Facebook Considering Real-Money Gambling
by Joss Wood, Rakeback.com Poker News Staff Writer
Currently, Facebook has a strict policy of banning real-money gaming applications on its website- but that may soon change. Now that Facebook is likely to become a public company (by issuing shares which anyone can buy), it is exploring real-money gaming as a viable source of income.
The initial plan will limit the pilot experiment to the UK. Eight licences will be issued, each of which allows a gaming operator to link their application to the Facebook social network. Zynga Poker is currently the largest play-money gaming application on Facebook, with over 30 million monthly users. If the plan to expand to real-money is successful, there is an enormous potential to expand the number of real-money poker players around the world.

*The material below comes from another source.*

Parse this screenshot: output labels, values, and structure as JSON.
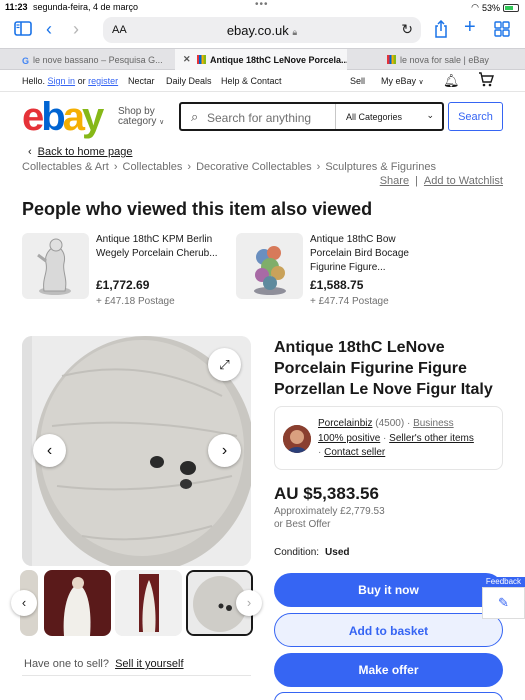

Some of the big Las Vegas casino operators also have an interest in Facebook gaming. Caesars owns 51% of Double Down Casino, Bingo Blitz, and Slotomania, all of which generate billions of dollars in virtual money every year. Gamesys, which operates JackpotJoy and the recent Red or Black slot game has 1.7 million monthly users.
PokerStars and 888
PokerStars and 888 are two of the companies that have been attending meetings with Facebook executives. They may be among the first to apply for the limited number of licences available. At the moment, Facebook takes a 30% cut of all the virtual credits on its social gaming sites, and players cannot cash out their winnings. It will surely take some time for similar negotiations to take place on how to make real-money gambling successful.
Real-money gambling on Facebook will probably not be launched before April 2012. The first operators will likely be those who are currently running successful virtual money applications. If it quickly becomes a big money earner for Facebook, we can expect many more major gambling businesses to pile on in.
Facebook will be very sensitive to the regulatory environment, and for some virtual money operators the best strategy will be to sell their applications to gaming operators with more experience in navigating the treacherous international waters of gaming regulations. Similarly, it will make sense for Facebook to ensure that it teams up with only the best online gaming operators to ensure that it takes no risks with its reputation.